Baltimore Mayor Bernard C. "Jack" Young

Mayor Jack Young said a manual workaround process will go into effect  from 7 a.m. until 7 p.m., Monday through Friday, at the Abel Wolman Municipal Building, located at 200 North Holliday Street.

The ransomware attack has crippled the city’s ability for buyers to obtain lien certificates showing there are no debts against the properties they want to buy. Any seller or transferor of a property will be required to sign a form promising to pay any outstanding debts once the city’s computer systems are back online.  Title companies have refused to approve real estate transaction without lien certificates.   “The bottom line is that if you’re trying to buy a home in Baltimore or purchase a commercial property, you can show up on Monday and get your Lien Certificate”, said Young. “It’s going to take a few extra steps, but we should be up and running right away.”

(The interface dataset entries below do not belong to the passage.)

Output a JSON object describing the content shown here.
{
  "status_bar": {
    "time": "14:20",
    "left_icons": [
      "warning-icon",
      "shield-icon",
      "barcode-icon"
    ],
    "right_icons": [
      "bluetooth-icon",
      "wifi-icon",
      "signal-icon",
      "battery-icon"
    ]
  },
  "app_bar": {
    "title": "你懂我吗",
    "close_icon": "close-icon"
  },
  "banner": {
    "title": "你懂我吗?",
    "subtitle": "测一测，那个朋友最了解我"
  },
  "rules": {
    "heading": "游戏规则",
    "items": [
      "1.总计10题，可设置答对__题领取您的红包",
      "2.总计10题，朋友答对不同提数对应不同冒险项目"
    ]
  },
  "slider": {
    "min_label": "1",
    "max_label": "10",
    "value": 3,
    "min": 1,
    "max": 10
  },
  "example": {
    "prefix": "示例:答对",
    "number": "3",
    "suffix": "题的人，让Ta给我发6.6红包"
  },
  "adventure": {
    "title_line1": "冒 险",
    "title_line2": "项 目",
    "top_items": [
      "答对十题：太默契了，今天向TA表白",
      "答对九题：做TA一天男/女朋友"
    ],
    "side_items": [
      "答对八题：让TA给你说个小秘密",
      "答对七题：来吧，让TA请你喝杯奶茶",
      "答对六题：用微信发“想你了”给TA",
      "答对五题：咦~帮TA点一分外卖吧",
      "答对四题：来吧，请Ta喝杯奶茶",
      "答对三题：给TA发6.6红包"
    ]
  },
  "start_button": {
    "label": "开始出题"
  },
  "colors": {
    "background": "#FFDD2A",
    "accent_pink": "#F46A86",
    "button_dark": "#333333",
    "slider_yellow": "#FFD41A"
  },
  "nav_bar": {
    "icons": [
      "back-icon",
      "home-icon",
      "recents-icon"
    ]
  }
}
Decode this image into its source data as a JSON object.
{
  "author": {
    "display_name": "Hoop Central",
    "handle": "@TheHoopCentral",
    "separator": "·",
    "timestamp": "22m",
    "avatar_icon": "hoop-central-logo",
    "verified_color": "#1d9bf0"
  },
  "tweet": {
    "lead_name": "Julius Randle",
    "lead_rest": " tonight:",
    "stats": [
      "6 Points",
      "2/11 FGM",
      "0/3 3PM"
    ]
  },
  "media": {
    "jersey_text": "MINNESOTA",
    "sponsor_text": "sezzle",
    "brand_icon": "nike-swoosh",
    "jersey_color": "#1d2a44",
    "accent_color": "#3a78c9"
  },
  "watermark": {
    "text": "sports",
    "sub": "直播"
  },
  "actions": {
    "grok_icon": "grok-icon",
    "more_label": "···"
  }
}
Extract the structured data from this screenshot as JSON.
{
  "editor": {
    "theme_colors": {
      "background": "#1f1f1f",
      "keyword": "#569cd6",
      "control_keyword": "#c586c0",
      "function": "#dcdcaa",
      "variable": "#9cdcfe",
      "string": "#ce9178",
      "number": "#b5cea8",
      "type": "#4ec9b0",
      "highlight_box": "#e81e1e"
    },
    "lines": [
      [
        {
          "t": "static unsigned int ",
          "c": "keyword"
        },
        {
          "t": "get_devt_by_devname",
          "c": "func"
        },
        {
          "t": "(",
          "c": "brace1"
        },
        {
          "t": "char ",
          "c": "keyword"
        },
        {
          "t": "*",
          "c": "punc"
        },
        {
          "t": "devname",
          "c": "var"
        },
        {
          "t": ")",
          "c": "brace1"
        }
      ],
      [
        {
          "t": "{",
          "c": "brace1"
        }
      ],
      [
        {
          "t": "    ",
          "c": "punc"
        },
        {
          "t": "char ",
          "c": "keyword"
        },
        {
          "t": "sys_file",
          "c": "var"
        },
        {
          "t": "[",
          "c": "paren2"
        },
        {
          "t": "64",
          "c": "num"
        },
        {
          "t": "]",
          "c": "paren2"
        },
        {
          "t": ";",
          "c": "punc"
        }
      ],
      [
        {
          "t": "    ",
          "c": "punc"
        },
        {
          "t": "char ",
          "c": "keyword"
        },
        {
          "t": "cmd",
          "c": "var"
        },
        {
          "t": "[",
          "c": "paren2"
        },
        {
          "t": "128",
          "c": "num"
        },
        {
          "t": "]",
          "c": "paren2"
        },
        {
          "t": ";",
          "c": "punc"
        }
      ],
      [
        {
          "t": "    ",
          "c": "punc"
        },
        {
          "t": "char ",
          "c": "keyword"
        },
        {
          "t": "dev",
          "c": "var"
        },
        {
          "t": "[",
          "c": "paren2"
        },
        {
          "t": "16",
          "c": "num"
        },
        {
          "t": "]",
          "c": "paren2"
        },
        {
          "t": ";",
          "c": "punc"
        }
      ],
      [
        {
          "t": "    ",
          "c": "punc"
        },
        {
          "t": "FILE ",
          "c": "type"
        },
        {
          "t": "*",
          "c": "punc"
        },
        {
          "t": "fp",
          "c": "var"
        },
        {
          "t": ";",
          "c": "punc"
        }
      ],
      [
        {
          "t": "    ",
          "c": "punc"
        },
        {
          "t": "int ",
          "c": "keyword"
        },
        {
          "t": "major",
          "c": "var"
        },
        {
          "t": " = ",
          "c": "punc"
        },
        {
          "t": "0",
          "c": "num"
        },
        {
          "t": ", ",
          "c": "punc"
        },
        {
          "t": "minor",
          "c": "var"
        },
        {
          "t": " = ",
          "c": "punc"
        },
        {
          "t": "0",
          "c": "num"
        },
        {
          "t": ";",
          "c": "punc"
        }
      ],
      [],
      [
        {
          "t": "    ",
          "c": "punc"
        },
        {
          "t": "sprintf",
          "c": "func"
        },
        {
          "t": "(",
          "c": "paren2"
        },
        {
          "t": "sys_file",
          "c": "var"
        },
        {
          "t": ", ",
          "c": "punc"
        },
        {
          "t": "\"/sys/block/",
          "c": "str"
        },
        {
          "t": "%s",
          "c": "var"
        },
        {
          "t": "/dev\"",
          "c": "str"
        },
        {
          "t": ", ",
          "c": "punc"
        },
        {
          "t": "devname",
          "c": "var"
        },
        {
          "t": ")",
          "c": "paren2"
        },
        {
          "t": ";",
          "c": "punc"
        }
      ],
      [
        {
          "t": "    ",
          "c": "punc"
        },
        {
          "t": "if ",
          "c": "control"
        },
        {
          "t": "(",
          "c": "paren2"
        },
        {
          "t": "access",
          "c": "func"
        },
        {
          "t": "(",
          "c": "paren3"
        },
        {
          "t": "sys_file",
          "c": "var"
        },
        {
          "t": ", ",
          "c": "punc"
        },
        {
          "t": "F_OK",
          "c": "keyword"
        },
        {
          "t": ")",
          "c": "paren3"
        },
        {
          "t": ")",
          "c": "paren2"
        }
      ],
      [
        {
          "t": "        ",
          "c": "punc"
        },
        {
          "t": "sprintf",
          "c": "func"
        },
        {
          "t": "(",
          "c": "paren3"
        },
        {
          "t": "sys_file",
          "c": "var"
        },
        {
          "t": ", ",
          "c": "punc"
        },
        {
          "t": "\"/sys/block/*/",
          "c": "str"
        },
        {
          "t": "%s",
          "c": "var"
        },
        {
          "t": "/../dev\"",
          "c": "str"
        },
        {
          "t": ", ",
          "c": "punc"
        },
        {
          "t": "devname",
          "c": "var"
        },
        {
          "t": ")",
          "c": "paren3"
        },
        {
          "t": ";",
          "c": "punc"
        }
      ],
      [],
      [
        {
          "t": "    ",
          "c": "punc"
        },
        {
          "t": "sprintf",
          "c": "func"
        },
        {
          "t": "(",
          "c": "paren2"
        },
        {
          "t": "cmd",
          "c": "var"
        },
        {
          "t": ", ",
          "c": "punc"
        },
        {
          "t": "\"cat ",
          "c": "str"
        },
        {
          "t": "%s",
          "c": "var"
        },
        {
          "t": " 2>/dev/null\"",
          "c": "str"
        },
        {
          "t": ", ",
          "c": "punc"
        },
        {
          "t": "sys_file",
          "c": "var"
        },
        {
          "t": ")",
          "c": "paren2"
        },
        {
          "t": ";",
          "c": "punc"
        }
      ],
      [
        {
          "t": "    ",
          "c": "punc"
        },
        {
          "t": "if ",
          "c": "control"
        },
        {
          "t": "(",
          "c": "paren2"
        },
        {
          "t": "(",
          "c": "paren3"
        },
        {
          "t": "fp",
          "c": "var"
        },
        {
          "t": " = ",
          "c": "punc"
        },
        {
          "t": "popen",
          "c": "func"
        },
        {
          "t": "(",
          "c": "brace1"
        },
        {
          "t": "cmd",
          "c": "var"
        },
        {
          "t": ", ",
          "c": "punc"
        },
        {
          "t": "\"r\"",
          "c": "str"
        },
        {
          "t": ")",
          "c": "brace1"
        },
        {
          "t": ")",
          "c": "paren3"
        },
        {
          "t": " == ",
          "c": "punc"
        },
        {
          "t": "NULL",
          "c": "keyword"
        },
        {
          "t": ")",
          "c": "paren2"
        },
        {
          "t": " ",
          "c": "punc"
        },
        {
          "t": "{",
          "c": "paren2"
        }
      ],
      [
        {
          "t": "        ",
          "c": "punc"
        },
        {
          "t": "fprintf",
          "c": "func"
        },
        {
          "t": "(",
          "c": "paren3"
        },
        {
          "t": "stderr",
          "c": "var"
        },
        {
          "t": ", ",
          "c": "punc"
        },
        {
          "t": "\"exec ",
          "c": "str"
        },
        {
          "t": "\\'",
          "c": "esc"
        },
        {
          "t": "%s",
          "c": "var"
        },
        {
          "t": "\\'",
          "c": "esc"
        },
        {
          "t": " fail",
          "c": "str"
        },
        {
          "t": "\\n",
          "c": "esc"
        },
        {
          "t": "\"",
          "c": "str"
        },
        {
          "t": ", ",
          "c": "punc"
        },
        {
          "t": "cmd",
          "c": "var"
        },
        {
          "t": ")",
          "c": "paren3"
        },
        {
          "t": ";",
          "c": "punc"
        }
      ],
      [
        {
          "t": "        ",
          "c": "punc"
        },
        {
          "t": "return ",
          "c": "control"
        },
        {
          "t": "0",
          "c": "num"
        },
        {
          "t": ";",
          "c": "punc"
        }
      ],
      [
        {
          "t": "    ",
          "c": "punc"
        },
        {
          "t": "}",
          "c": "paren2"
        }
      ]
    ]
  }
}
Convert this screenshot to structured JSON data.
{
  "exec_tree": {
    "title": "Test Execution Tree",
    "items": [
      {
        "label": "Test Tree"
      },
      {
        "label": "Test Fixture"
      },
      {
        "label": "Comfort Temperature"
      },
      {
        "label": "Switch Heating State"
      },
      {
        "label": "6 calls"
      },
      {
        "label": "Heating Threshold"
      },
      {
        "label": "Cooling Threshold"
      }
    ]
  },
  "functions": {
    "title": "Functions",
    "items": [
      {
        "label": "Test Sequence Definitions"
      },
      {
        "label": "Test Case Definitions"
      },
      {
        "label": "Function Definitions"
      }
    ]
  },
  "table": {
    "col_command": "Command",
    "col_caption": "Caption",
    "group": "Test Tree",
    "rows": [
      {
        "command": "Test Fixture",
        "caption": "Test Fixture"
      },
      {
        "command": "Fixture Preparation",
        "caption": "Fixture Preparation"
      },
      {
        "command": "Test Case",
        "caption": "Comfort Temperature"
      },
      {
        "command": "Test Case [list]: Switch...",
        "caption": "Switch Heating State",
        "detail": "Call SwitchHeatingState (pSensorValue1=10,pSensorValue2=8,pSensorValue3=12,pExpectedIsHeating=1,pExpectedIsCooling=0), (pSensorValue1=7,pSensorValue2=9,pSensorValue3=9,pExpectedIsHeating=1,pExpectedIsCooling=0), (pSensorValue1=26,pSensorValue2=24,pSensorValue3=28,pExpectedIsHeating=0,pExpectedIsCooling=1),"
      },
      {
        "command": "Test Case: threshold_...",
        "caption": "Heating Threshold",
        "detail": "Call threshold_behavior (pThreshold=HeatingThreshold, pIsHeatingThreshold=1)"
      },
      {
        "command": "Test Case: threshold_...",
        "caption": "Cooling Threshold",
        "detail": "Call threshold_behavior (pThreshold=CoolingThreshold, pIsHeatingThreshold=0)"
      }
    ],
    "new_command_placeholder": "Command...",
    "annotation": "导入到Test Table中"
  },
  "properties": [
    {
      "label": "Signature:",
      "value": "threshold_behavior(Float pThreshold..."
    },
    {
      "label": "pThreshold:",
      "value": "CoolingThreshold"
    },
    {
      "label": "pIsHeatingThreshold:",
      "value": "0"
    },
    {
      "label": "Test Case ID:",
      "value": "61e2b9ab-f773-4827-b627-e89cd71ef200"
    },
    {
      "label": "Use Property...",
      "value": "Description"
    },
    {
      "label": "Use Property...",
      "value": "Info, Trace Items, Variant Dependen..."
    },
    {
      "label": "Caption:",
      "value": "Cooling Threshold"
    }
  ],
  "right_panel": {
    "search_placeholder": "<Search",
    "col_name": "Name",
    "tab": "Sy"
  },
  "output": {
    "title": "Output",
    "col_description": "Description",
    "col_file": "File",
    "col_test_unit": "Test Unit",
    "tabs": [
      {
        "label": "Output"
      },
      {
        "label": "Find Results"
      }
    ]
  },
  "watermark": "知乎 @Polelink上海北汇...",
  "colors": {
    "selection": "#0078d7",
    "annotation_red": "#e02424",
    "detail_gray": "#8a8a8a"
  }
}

Over ten days ago, hackers infiltrated Baltimore City’s computer systems, demanding $76,000 in ransom to release control back to the government. Ransom due date was Friday, and hackers have said every day that payment isn’t made, the ransom would increase. Mayor Young has been steadfast that he would not pay any ransom amount. The FBI has been working with the city to recover its system. City email, the city payment system—such as for payment for water bills and a few other services are still down and have to be paid in person. City officials say 911 and 311 call center and city phone systems are operational.